— SUPPLIED MATERIAL —

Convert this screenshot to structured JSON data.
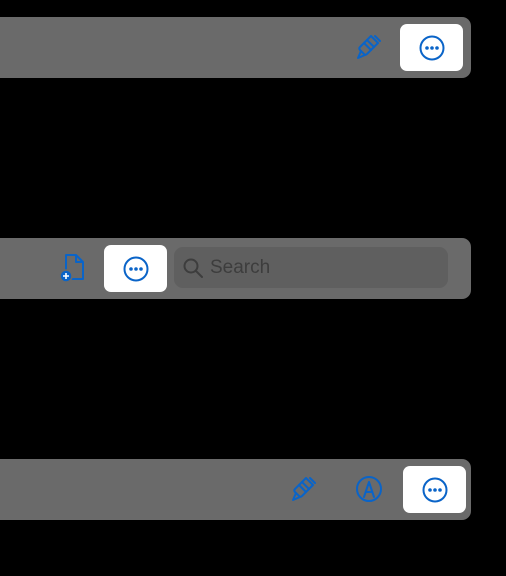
{
  "colors": {
    "background": "#000000",
    "toolbar": "#6a6a6a",
    "search_field": "#5f5f5f",
    "accent_blue": "#0a64c8",
    "highlight": "#ffffff"
  },
  "toolbars": [
    {
      "id": "toolbar-top",
      "items": [
        {
          "icon": "paintbrush-icon"
        },
        {
          "icon": "more-ellipsis-icon",
          "highlighted": true
        }
      ]
    },
    {
      "id": "toolbar-middle",
      "items": [
        {
          "icon": "new-document-icon"
        },
        {
          "icon": "more-ellipsis-icon",
          "highlighted": true
        }
      ],
      "search": {
        "icon": "search-icon",
        "placeholder": "Search"
      }
    },
    {
      "id": "toolbar-bottom",
      "items": [
        {
          "icon": "paintbrush-icon"
        },
        {
          "icon": "markup-pen-icon"
        },
        {
          "icon": "more-ellipsis-icon",
          "highlighted": true
        }
      ]
    }
  ]
}
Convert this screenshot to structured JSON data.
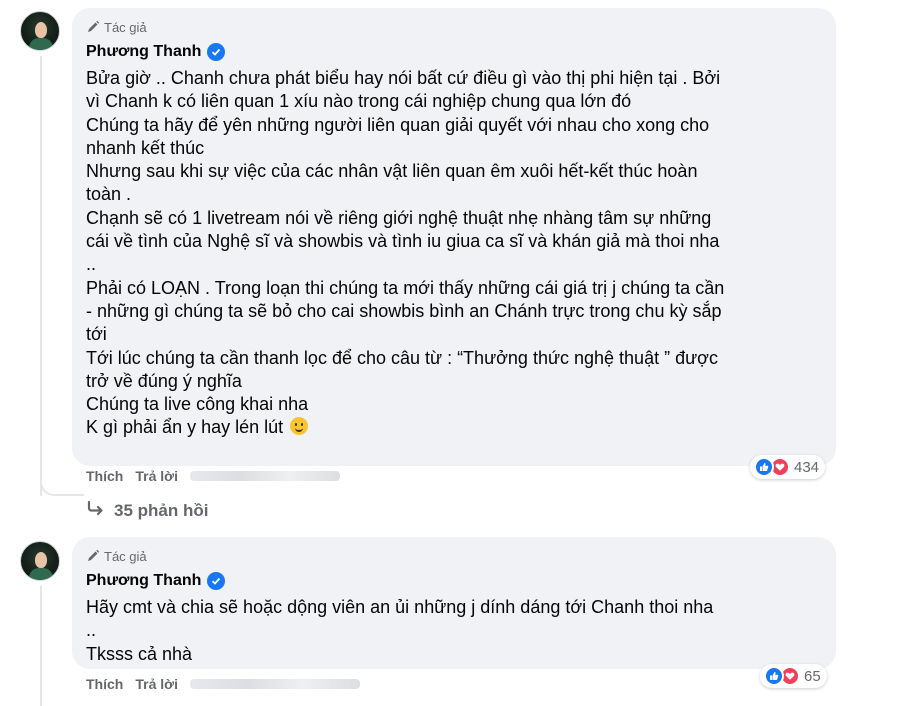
{
  "comments": [
    {
      "author_tag": "Tác giả",
      "author_name": "Phương Thanh",
      "lines": [
        "Bửa giờ .. Chanh chưa phát biểu hay nói bất cứ điều gì vào thị phi hiện tại . Bởi",
        "vì Chanh k có liên quan 1 xíu nào trong cái nghiệp chung qua lớn đó",
        "Chúng ta hãy để yên những người liên quan giải quyết với nhau cho xong cho",
        "nhanh kết thúc",
        "Nhưng sau khi sự việc của các nhân vật liên quan êm xuôi hết-kết thúc hoàn",
        "toàn .",
        "Chạnh sẽ có 1 livetream nói về riêng giới nghệ thuật nhẹ nhàng tâm sự những",
        "cái về tình của Nghệ sĩ và showbis và tình iu giua ca sĩ và khán giả mà thoi nha",
        "..",
        "Phải có LOẠN . Trong loạn thi chúng ta mới thấy những cái giá trị j chúng ta cần",
        "- những gì chúng ta sẽ bỏ cho cai showbis bình an Chánh trực trong chu kỳ sắp",
        "tới",
        "Tới lúc chúng ta cần thanh lọc để cho câu từ : “Thưởng thức nghệ thuật ” được",
        "trở về đúng ý nghĩa",
        "Chúng ta live công khai nha",
        "K gì phải ẩn y hay lén lút"
      ],
      "reaction_count": "434",
      "actions": {
        "like": "Thích",
        "reply": "Trả lời"
      }
    },
    {
      "author_tag": "Tác giả",
      "author_name": "Phương Thanh",
      "lines": [
        "Hãy cmt và chia sẽ hoặc dộng viên an ủi những j dính dáng tới Chanh thoi nha",
        "..",
        "Tksss cả nhà"
      ],
      "reaction_count": "65",
      "actions": {
        "like": "Thích",
        "reply": "Trả lời"
      }
    }
  ],
  "replies_label": "35 phản hồi",
  "icons": {
    "pen": "pen-icon",
    "verified": "verified-badge-icon",
    "like": "like-icon",
    "love": "heart-icon",
    "reply_arrow": "reply-arrow-icon",
    "emoji": "smile-emoji-icon"
  },
  "colors": {
    "bubble_bg": "#f0f2f5",
    "secondary_text": "#65676b",
    "verified_blue": "#1877f2",
    "love_red": "#f33e58"
  }
}
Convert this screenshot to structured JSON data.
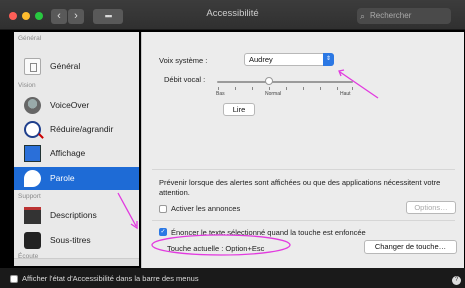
{
  "window": {
    "title": "Accessibilité",
    "search_placeholder": "Rechercher"
  },
  "toolbar": {
    "back": "‹",
    "forward": "›",
    "grid": "▪▪▪"
  },
  "sidebar": {
    "sections": {
      "general": "Général",
      "vision": "Vision",
      "support": "Support",
      "ecoute": "Écoute"
    },
    "items": [
      {
        "label": "Général",
        "icon": "general-icon"
      },
      {
        "label": "VoiceOver",
        "icon": "voiceover-icon"
      },
      {
        "label": "Réduire/agrandir",
        "icon": "zoom-icon"
      },
      {
        "label": "Affichage",
        "icon": "display-icon"
      },
      {
        "label": "Parole",
        "icon": "speech-icon",
        "selected": true
      },
      {
        "label": "Descriptions",
        "icon": "descriptions-icon"
      },
      {
        "label": "Sous-titres",
        "icon": "subtitles-icon"
      }
    ]
  },
  "speech": {
    "voice_label": "Voix système :",
    "voice_value": "Audrey",
    "rate_label": "Débit vocal :",
    "rate_low": "Bas",
    "rate_mid": "Normal",
    "rate_high": "Haut",
    "rate_fraction": 0.38,
    "play_button": "Lire",
    "alerts_text": "Prévenir lorsque des alertes sont affichées ou que des applications nécessitent votre attention.",
    "announce_label": "Activer les annonces",
    "announce_checked": false,
    "options_button": "Options…",
    "speak_selection_label": "Énoncer le texte sélectionné quand la touche est enfoncée",
    "speak_selection_checked": true,
    "current_key_label": "Touche actuelle : Option+Esc",
    "change_key_button": "Changer de touche…"
  },
  "footer": {
    "menu_bar_label": "Afficher l'état d'Accessibilité dans la barre des menus",
    "help": "?"
  },
  "colors": {
    "accent": "#1e6bd6",
    "annotation": "#e23adf"
  }
}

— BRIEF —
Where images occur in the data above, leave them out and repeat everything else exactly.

— TASK OUTPUT —
Convert this screenshot to structured JSON data.
{
  "colors": {
    "background": "#000000",
    "toolbar": "#6a6a6a",
    "search_field": "#5f5f5f",
    "accent_blue": "#0a64c8",
    "highlight": "#ffffff"
  },
  "toolbars": [
    {
      "id": "toolbar-top",
      "items": [
        {
          "icon": "paintbrush-icon"
        },
        {
          "icon": "more-ellipsis-icon",
          "highlighted": true
        }
      ]
    },
    {
      "id": "toolbar-middle",
      "items": [
        {
          "icon": "new-document-icon"
        },
        {
          "icon": "more-ellipsis-icon",
          "highlighted": true
        }
      ],
      "search": {
        "icon": "search-icon",
        "placeholder": "Search"
      }
    },
    {
      "id": "toolbar-bottom",
      "items": [
        {
          "icon": "paintbrush-icon"
        },
        {
          "icon": "markup-pen-icon"
        },
        {
          "icon": "more-ellipsis-icon",
          "highlighted": true
        }
      ]
    }
  ]
}
Convert this screenshot to structured JSON data.
{
  "comments": [
    {
      "author_tag": "Tác giả",
      "author_name": "Phương Thanh",
      "lines": [
        "Bửa giờ .. Chanh chưa phát biểu hay nói bất cứ điều gì vào thị phi hiện tại . Bởi",
        "vì Chanh k có liên quan 1 xíu nào trong cái nghiệp chung qua lớn đó",
        "Chúng ta hãy để yên những người liên quan giải quyết với nhau cho xong cho",
        "nhanh kết thúc",
        "Nhưng sau khi sự việc của các nhân vật liên quan êm xuôi hết-kết thúc hoàn",
        "toàn .",
        "Chạnh sẽ có 1 livetream nói về riêng giới nghệ thuật nhẹ nhàng tâm sự những",
        "cái về tình của Nghệ sĩ và showbis và tình iu giua ca sĩ và khán giả mà thoi nha",
        "..",
        "Phải có LOẠN . Trong loạn thi chúng ta mới thấy những cái giá trị j chúng ta cần",
        "- những gì chúng ta sẽ bỏ cho cai showbis bình an Chánh trực trong chu kỳ sắp",
        "tới",
        "Tới lúc chúng ta cần thanh lọc để cho câu từ : “Thưởng thức nghệ thuật ” được",
        "trở về đúng ý nghĩa",
        "Chúng ta live công khai nha",
        "K gì phải ẩn y hay lén lút"
      ],
      "reaction_count": "434",
      "actions": {
        "like": "Thích",
        "reply": "Trả lời"
      }
    },
    {
      "author_tag": "Tác giả",
      "author_name": "Phương Thanh",
      "lines": [
        "Hãy cmt và chia sẽ hoặc dộng viên an ủi những j dính dáng tới Chanh thoi nha",
        "..",
        "Tksss cả nhà"
      ],
      "reaction_count": "65",
      "actions": {
        "like": "Thích",
        "reply": "Trả lời"
      }
    }
  ],
  "replies_label": "35 phản hồi",
  "icons": {
    "pen": "pen-icon",
    "verified": "verified-badge-icon",
    "like": "like-icon",
    "love": "heart-icon",
    "reply_arrow": "reply-arrow-icon",
    "emoji": "smile-emoji-icon"
  },
  "colors": {
    "bubble_bg": "#f0f2f5",
    "secondary_text": "#65676b",
    "verified_blue": "#1877f2",
    "love_red": "#f33e58"
  }
}
Convert this screenshot to structured JSON data.
{
  "window": {
    "title": "Accessibilité",
    "search_placeholder": "Rechercher"
  },
  "toolbar": {
    "back": "‹",
    "forward": "›",
    "grid": "▪▪▪"
  },
  "sidebar": {
    "sections": {
      "general": "Général",
      "vision": "Vision",
      "support": "Support",
      "ecoute": "Écoute"
    },
    "items": [
      {
        "label": "Général",
        "icon": "general-icon"
      },
      {
        "label": "VoiceOver",
        "icon": "voiceover-icon"
      },
      {
        "label": "Réduire/agrandir",
        "icon": "zoom-icon"
      },
      {
        "label": "Affichage",
        "icon": "display-icon"
      },
      {
        "label": "Parole",
        "icon": "speech-icon",
        "selected": true
      },
      {
        "label": "Descriptions",
        "icon": "descriptions-icon"
      },
      {
        "label": "Sous-titres",
        "icon": "subtitles-icon"
      }
    ]
  },
  "speech": {
    "voice_label": "Voix système :",
    "voice_value": "Audrey",
    "rate_label": "Débit vocal :",
    "rate_low": "Bas",
    "rate_mid": "Normal",
    "rate_high": "Haut",
    "rate_fraction": 0.38,
    "play_button": "Lire",
    "alerts_text": "Prévenir lorsque des alertes sont affichées ou que des applications nécessitent votre attention.",
    "announce_label": "Activer les annonces",
    "announce_checked": false,
    "options_button": "Options…",
    "speak_selection_label": "Énoncer le texte sélectionné quand la touche est enfoncée",
    "speak_selection_checked": true,
    "current_key_label": "Touche actuelle : Option+Esc",
    "change_key_button": "Changer de touche…"
  },
  "footer": {
    "menu_bar_label": "Afficher l'état d'Accessibilité dans la barre des menus",
    "help": "?"
  },
  "colors": {
    "accent": "#1e6bd6",
    "annotation": "#e23adf"
  }
}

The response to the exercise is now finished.